Kashani K, Al-Khafaji A, Ardiles T, Artigas A, Bagshaw SM, Bell M, et al. Discovery and validation of cell cycle arrest biomarkers in human acute kidney injury. Crit Care. 2013;17(1):R25. Link DOILink PubMed
Meersch M, Schmidt C, Van Aken H, Martens S, Rossaint J, Singbartl K, et al. Urinary TIMP-2 and IGFBP7 as early biomarkers of acute kidney injury and renal recovery following cardiac surgery. PLoS One. 2014;9(3):e93460. Link PubMed
Jesinkey SR, Funk JA, Stallons LJ, Wills LP, Megyesi JK, Beeson CC, et al. Formoterol restores mitochondrial and renal function after ischemia-reperfusion injury. J Am Soc Nephrol. 2014;25(6):1157-62. Link DOILink PubMed
Zager RA, Johnson AC, Andress D, Becker K. Progressive endothelin-1 gene activation initiates chronic/end-stage renal disease following experimental ischemic/reperfusion injury. Kidney Int. 2013;84(4):703-12. Link DOILink PubMed
Bruno S, Grange C, Deregibus MC, Calogero RA, Saviozzi S, Collino F, et al. Mesenchymal stem cell-derived microvesicles protect against acute tubular injury. J Am Soc Nephrol. 2009;20(5):1053-67. Link DOILink PubMed
Bruno S, Grange C, Collino F, Deregibus MC, Cantaluppi V, Biancone L, et al. Microvesicles derived from mesenchymal stem cells enhance survival in a lethal model of acute kidney injury. PLoS One. 2012;7(3):e33115. Link PubMed
Collino F, Bruno S, Incarnato D, Dettori D, Neri F, Provero P, et al. AKI Recovery Induced by Mesenchymal Stromal Cell-Derived Extracellular Vesicles Carrying MicroRNAs. J Am Soc Nephrol. 2015;26(10):2349-60. Link DOILink PubMed

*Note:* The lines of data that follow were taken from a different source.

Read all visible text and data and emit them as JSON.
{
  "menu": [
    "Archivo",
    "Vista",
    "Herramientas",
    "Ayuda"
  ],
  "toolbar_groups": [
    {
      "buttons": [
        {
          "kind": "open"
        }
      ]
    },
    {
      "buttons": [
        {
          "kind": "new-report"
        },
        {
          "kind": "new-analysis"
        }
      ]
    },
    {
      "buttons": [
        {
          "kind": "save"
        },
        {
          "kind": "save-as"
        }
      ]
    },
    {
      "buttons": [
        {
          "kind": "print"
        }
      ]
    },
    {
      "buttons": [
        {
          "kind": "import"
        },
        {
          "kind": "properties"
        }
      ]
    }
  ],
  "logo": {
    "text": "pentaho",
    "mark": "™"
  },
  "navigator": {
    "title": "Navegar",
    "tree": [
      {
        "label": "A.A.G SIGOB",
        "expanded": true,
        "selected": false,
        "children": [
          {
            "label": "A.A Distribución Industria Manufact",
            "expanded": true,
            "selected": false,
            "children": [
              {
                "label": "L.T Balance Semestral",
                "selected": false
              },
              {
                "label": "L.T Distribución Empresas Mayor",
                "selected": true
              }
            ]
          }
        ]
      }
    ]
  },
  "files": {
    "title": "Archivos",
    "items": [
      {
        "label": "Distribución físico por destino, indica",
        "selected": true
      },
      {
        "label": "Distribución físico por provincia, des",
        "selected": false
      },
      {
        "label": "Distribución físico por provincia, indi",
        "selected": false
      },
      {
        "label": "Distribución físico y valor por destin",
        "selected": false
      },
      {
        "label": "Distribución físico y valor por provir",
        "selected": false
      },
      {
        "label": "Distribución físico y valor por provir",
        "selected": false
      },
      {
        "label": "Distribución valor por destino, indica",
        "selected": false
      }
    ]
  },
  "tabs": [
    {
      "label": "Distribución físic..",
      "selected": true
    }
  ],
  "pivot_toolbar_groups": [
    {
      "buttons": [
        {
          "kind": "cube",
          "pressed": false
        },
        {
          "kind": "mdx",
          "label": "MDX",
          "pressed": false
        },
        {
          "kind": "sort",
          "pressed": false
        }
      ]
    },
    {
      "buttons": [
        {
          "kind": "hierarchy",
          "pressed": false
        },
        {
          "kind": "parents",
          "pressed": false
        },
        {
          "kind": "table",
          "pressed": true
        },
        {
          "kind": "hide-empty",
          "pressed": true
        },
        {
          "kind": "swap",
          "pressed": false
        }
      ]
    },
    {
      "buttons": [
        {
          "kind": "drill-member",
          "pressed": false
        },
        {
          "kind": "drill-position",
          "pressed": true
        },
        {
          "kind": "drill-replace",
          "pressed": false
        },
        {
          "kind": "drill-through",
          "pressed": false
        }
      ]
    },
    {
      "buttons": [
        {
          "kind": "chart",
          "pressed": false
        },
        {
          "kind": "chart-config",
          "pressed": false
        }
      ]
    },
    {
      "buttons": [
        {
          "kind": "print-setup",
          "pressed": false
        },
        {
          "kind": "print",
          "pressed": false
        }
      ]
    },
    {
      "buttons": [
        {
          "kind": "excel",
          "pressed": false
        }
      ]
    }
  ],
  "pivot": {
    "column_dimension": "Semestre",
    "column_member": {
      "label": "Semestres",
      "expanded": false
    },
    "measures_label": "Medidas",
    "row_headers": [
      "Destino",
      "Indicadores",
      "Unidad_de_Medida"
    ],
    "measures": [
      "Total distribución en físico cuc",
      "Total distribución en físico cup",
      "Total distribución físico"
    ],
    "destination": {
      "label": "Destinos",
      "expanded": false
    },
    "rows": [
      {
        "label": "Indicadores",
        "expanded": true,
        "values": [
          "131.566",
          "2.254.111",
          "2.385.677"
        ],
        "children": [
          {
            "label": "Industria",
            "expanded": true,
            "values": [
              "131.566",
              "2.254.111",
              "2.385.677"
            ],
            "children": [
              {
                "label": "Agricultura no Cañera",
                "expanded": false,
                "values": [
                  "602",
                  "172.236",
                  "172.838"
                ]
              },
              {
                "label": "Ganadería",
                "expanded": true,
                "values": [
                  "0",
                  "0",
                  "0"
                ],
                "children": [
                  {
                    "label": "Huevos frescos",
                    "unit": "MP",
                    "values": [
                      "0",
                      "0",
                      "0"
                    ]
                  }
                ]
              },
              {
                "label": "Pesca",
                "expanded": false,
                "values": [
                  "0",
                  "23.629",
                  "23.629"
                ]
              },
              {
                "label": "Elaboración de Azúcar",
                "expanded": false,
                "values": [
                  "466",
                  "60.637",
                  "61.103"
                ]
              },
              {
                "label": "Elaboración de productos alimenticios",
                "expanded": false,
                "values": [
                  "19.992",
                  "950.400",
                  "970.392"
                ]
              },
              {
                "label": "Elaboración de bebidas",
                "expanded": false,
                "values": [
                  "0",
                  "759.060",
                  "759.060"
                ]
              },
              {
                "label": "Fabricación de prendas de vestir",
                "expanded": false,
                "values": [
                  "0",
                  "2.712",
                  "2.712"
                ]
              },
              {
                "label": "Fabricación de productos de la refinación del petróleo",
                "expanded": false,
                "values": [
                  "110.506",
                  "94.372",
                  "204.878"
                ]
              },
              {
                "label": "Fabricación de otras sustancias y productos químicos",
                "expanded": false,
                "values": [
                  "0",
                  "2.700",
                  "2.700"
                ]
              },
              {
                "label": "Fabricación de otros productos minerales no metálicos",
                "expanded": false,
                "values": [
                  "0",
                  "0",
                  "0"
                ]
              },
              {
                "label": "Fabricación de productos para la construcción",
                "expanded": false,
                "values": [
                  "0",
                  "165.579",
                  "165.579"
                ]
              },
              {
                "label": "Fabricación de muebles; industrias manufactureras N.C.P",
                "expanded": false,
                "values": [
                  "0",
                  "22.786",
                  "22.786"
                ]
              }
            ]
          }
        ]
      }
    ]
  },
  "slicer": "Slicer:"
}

Responsible editor: Jorge Ibrain Figueira Salluh

Submission On-line

Indexed in

Scopus

SciELO

LILACS

Associação de Medicina Intensiva Brasileira - AMIB

Rua Arminda nº 93 - 7º andar - Vila Olímpia - São Paulo, SP, Brasil - Tel./Fax: (55 11) 5089-2642 | e-mail: rbti.artigos@amib.org.br

GN1 - Systems and Publications